● **Work to complete**: Below are some records; return each one exactly as written.

Web page and app entries
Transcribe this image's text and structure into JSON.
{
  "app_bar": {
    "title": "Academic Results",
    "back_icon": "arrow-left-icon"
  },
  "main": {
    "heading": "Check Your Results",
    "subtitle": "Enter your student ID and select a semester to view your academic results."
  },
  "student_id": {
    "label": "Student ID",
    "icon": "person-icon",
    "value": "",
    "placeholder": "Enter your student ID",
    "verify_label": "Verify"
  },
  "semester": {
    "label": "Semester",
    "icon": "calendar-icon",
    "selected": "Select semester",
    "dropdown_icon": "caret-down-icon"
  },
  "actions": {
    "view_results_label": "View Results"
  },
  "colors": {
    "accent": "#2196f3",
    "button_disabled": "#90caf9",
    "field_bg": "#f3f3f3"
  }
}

● **Solution to this problem**:
Transcribe this image's text and structure into JSON.
{
  "app_bar": {
    "title": "Academic Results",
    "back_icon": "arrow-left-icon"
  },
  "main": {
    "heading": "Check Your Results",
    "subtitle": "Enter your student ID and select a semester to view your academic results."
  },
  "student_id": {
    "label": "Student ID",
    "icon": "person-icon",
    "value": "",
    "placeholder": "Enter your student ID",
    "verify_label": "Verify"
  },
  "semester": {
    "label": "Semester",
    "icon": "calendar-icon",
    "selected": "Select semester",
    "dropdown_icon": "caret-down-icon"
  },
  "actions": {
    "view_results_label": "View Results"
  },
  "colors": {
    "accent": "#2196f3",
    "button_disabled": "#90caf9",
    "field_bg": "#f3f3f3"
  }
}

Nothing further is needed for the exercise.